|Seven Day Working for Consultants in the Acute Medical Unit|
This statement has been produced by the Society for Acute Medicine (SAM) to explain why we believe that consultant-led care must be consistently delivered in all acute medical units (AMUs) in the UK, 7 days per week.
The speciality of Acute Medicine was developed over the past decade to ensure that patients receive high quality, consultant-led care when they are admitted to hospital with an acute illness.
Acute Illness is a seven day problem; patients are as likely to develop symptoms requiring hospital assessment or admission during a weekend or bank holiday as they are during a week day.
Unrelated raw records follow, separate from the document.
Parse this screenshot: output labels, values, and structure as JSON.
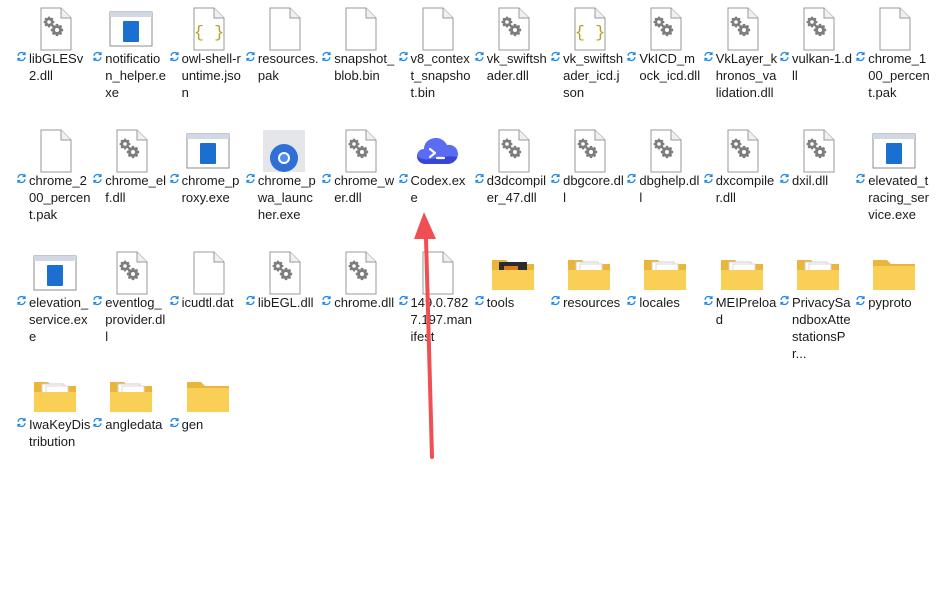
{
  "files": [
    {
      "label": "libGLESv2.dll",
      "icon": "dll-gear-icon"
    },
    {
      "label": "notification_helper.exe",
      "icon": "exe-window-icon"
    },
    {
      "label": "owl-shell-runtime.json",
      "icon": "json-braces-icon"
    },
    {
      "label": "resources.pak",
      "icon": "blank-file-icon"
    },
    {
      "label": "snapshot_blob.bin",
      "icon": "blank-file-icon"
    },
    {
      "label": "v8_context_snapshot.bin",
      "icon": "blank-file-icon"
    },
    {
      "label": "vk_swiftshader.dll",
      "icon": "dll-gear-icon"
    },
    {
      "label": "vk_swiftshader_icd.json",
      "icon": "json-braces-icon"
    },
    {
      "label": "VkICD_mock_icd.dll",
      "icon": "dll-gear-icon"
    },
    {
      "label": "VkLayer_khronos_validation.dll",
      "icon": "dll-gear-icon"
    },
    {
      "label": "vulkan-1.dll",
      "icon": "dll-gear-icon"
    },
    {
      "label": "chrome_100_percent.pak",
      "icon": "blank-file-icon"
    },
    {
      "label": "chrome_200_percent.pak",
      "icon": "blank-file-icon"
    },
    {
      "label": "chrome_elf.dll",
      "icon": "dll-gear-icon"
    },
    {
      "label": "chrome_proxy.exe",
      "icon": "exe-window-icon"
    },
    {
      "label": "chrome_pwa_launcher.exe",
      "icon": "chrome-launcher-icon"
    },
    {
      "label": "chrome_wer.dll",
      "icon": "dll-gear-icon"
    },
    {
      "label": "Codex.exe",
      "icon": "codex-cloud-icon"
    },
    {
      "label": "d3dcompiler_47.dll",
      "icon": "dll-gear-icon"
    },
    {
      "label": "dbgcore.dll",
      "icon": "dll-gear-icon"
    },
    {
      "label": "dbghelp.dll",
      "icon": "dll-gear-icon"
    },
    {
      "label": "dxcompiler.dll",
      "icon": "dll-gear-icon"
    },
    {
      "label": "dxil.dll",
      "icon": "dll-gear-icon"
    },
    {
      "label": "elevated_tracing_service.exe",
      "icon": "exe-window-icon"
    },
    {
      "label": "elevation_service.exe",
      "icon": "exe-window-icon"
    },
    {
      "label": "eventlog_provider.dll",
      "icon": "dll-gear-icon"
    },
    {
      "label": "icudtl.dat",
      "icon": "blank-file-icon"
    },
    {
      "label": "libEGL.dll",
      "icon": "dll-gear-icon"
    },
    {
      "label": "chrome.dll",
      "icon": "dll-gear-icon"
    },
    {
      "label": "149.0.7827.197.manifest",
      "icon": "blank-file-icon"
    },
    {
      "label": "tools",
      "icon": "folder-tools-icon"
    },
    {
      "label": "resources",
      "icon": "folder-docs-icon"
    },
    {
      "label": "locales",
      "icon": "folder-docs-icon"
    },
    {
      "label": "MEIPreload",
      "icon": "folder-docs-icon"
    },
    {
      "label": "PrivacySandboxAttestationsPr...",
      "icon": "folder-docs-icon"
    },
    {
      "label": "pyproto",
      "icon": "folder-empty-icon"
    },
    {
      "label": "IwaKeyDistribution",
      "icon": "folder-docs-icon"
    },
    {
      "label": "angledata",
      "icon": "folder-docs-icon"
    },
    {
      "label": "gen",
      "icon": "folder-empty-icon"
    }
  ],
  "colors": {
    "sync": "#1e88e5",
    "folder": "#f9cf55",
    "folder_back": "#e9b53a",
    "arrow": "#ef4f52",
    "codex_a": "#5b6cf4",
    "codex_b": "#3a45d6"
  }
}
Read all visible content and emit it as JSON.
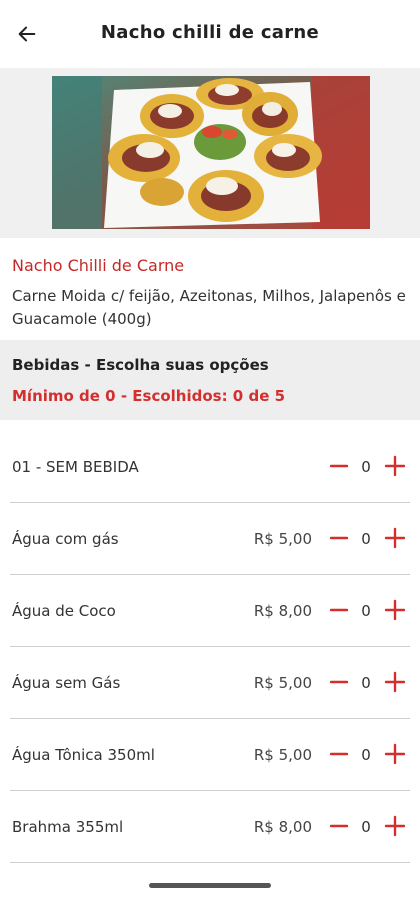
{
  "header": {
    "title": "Nacho chilli de carne",
    "back_icon": "arrow-left-icon"
  },
  "product": {
    "image_icon": "nachos-photo",
    "name": "Nacho Chilli de Carne",
    "description": "Carne Moida c/ feijão, Azeitonas, Milhos, Jalapenôs e Guacamole (400g)"
  },
  "group": {
    "title": "Bebidas - Escolha suas opções",
    "rule": "Mínimo de 0 - Escolhidos: 0 de 5"
  },
  "options": [
    {
      "name": "01 - SEM BEBIDA",
      "price": "",
      "qty": "0"
    },
    {
      "name": "Água com gás",
      "price": "R$ 5,00",
      "qty": "0"
    },
    {
      "name": "Água de Coco",
      "price": "R$ 8,00",
      "qty": "0"
    },
    {
      "name": "Água sem Gás",
      "price": "R$ 5,00",
      "qty": "0"
    },
    {
      "name": "Água Tônica 350ml",
      "price": "R$ 5,00",
      "qty": "0"
    },
    {
      "name": "Brahma 355ml",
      "price": "R$ 8,00",
      "qty": "0"
    }
  ],
  "colors": {
    "accent": "#d32f2f",
    "product_name": "#c62828",
    "group_bg": "#eeeeee"
  }
}
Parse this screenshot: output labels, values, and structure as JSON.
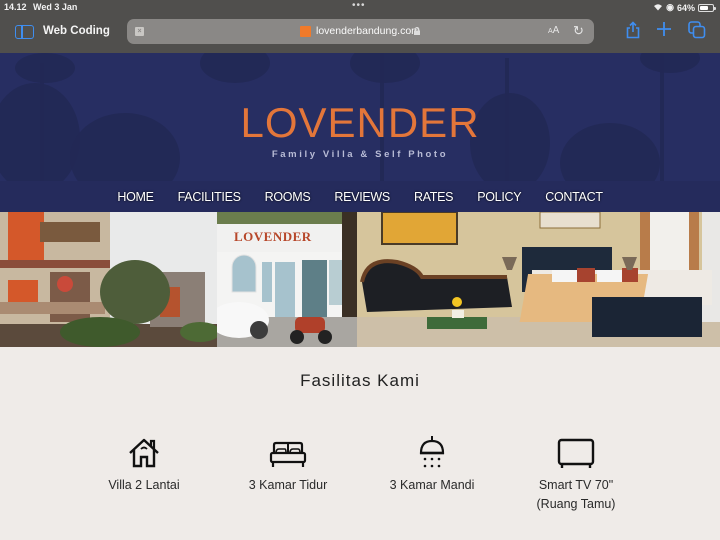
{
  "status_bar": {
    "time": "14.12",
    "date": "Wed 3 Jan",
    "battery": "64%",
    "battery_level": 0.64
  },
  "browser": {
    "tab_title": "Web Coding",
    "url": "lovenderbandung.com",
    "reader_label": "AA",
    "icons": {
      "sidebar": "sidebar-icon",
      "share": "share-icon",
      "new_tab": "plus-icon",
      "tabs": "tabs-icon",
      "reload": "reload-icon",
      "lock": "lock-icon"
    }
  },
  "site": {
    "logo": "LOVENDER",
    "tagline": "Family Villa & Self Photo",
    "nav": [
      "HOME",
      "FACILITIES",
      "ROOMS",
      "REVIEWS",
      "RATES",
      "POLICY",
      "CONTACT"
    ],
    "gallery_sign": "LOVENDER",
    "gallery": [
      "villa-exterior-photo",
      "villa-entrance-photo",
      "bedroom-photo"
    ]
  },
  "facilities": {
    "title": "Fasilitas Kami",
    "items": [
      {
        "icon": "house-icon",
        "label": "Villa 2 Lantai",
        "sub": ""
      },
      {
        "icon": "bed-icon",
        "label": "3 Kamar Tidur",
        "sub": ""
      },
      {
        "icon": "shower-icon",
        "label": "3 Kamar Mandi",
        "sub": ""
      },
      {
        "icon": "tv-icon",
        "label": "Smart TV 70\"",
        "sub": "(Ruang Tamu)"
      }
    ]
  },
  "colors": {
    "header_bg": "#272e62",
    "logo": "#e3763a",
    "accent": "#3f8ef0",
    "page_bg": "#efebe8"
  }
}
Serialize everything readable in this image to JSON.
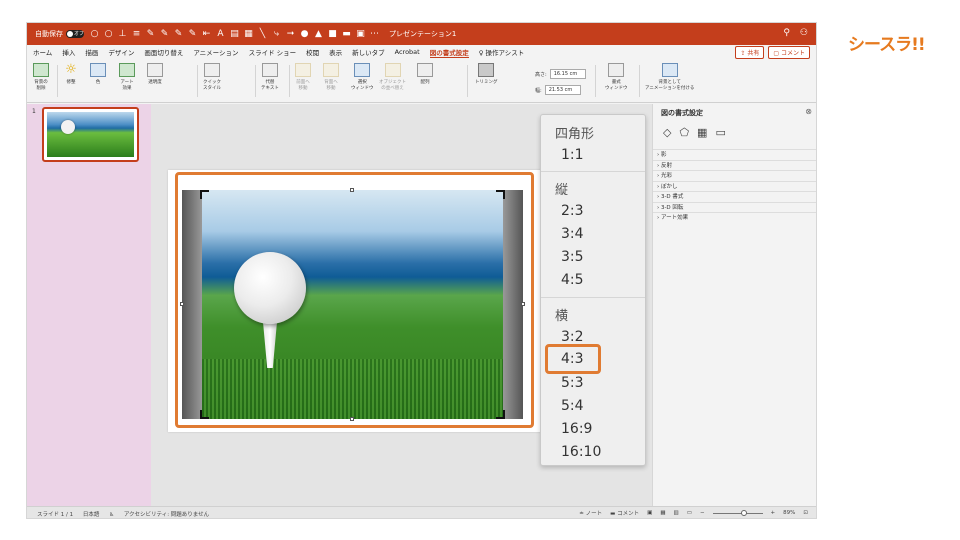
{
  "brand": "シースラ!!",
  "titlebar": {
    "autosave_label": "自動保存",
    "autosave_state": "オフ",
    "doc_title": "プレゼンテーション1",
    "search_icon": "search-icon",
    "share_icon": "share-icon"
  },
  "menu": {
    "tabs": [
      "ホーム",
      "挿入",
      "描画",
      "デザイン",
      "画面切り替え",
      "アニメーション",
      "スライド ショー",
      "校閲",
      "表示",
      "新しいタブ",
      "Acrobat",
      "図の書式設定"
    ],
    "active_tab": "図の書式設定",
    "assist": "操作アシスト",
    "share_button": "共有",
    "comment_button": "コメント"
  },
  "ribbon": {
    "remove_bg": "背景の\n削除",
    "corrections": "修整",
    "color": "色",
    "artistic": "アート\n効果",
    "transparency": "透明度",
    "quick_styles": "クイック\nスタイル",
    "alt_text": "代替\nテキスト",
    "bring_forward": "前面へ\n移動",
    "send_backward": "背面へ\n移動",
    "selection_pane": "選択\nウィンドウ",
    "object_pane": "オブジェクト\nの並べ替え",
    "align": "配列",
    "crop": "トリミング",
    "height_label": "高さ:",
    "height_value": "16.15 cm",
    "width_label": "幅:",
    "width_value": "21.53 cm",
    "format_pane": "書式\nウィンドウ",
    "animate_bg": "背景として\nアニメーションを付ける"
  },
  "thumbnails": {
    "slide_number": "1"
  },
  "crop_menu": {
    "square_heading": "四角形",
    "square_items": [
      "1:1"
    ],
    "portrait_heading": "縦",
    "portrait_items": [
      "2:3",
      "3:4",
      "3:5",
      "4:5"
    ],
    "landscape_heading": "横",
    "landscape_items": [
      "3:2",
      "4:3",
      "5:3",
      "5:4",
      "16:9",
      "16:10"
    ],
    "selected": "4:3"
  },
  "format_pane": {
    "title": "図の書式設定",
    "sections": [
      "影",
      "反射",
      "光彩",
      "ぼかし",
      "3-D 書式",
      "3-D 回転",
      "アート効果"
    ]
  },
  "statusbar": {
    "slide_info": "スライド 1 / 1",
    "language": "日本語",
    "accessibility": "アクセシビリティ: 問題ありません",
    "notes": "ノート",
    "comments": "コメント",
    "zoom": "89%"
  },
  "colors": {
    "accent": "#c43e1c",
    "highlight": "#e07b32",
    "brand": "#e67a1f"
  }
}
Furthermore there is considerable UK and International evidence that patients admitted at weekends are more likely to die in hospital than those admitted during weekdays 1.2. This may, in part, reflect higher illness severity 3; however it is likely that organisational factors including the availability of senior medical staff, contribute to this problem 4.
Patients deserve the same high quality consultant-led care irrespective of the day of the week on which they are admitted to hospital. SAM is committed to supporting acute medical units in providing this through the development of new rotas involving existing and additional consultant staff.
1. Aylin P, Yunus A, Bottle A, Majeed A, Bell D. Weekend mortality for emergency admissions. A large, multicentre study. Qual Saf Health Care. 2010 Jun;19(3):213-7.
2. Clarke MS, Wills RA, Bowman RV, Zimmerman PV, Fong KM, Coory MD, et al. Exploratory study of the 'weekend effect' for acute medical admissions to public hospitals in Queensland, Australia. Intern Med J. 2010 Nov;40(11):777-83.
3. Mikulic O, Callaly E, Bennett K, O’Riordan D, Silke B. The increased mortality associated with a weekend emergency admission is due to increased illness severity and altered case-mix. Acute Medicine 10(4) 2011: 181-186
4. Bell CM, Redelmeier DA. Mortality among patients admitted to hospitals on weekends as compared with weekdays. N Engl J Med. 2001 Aug 30;345(9):663-8.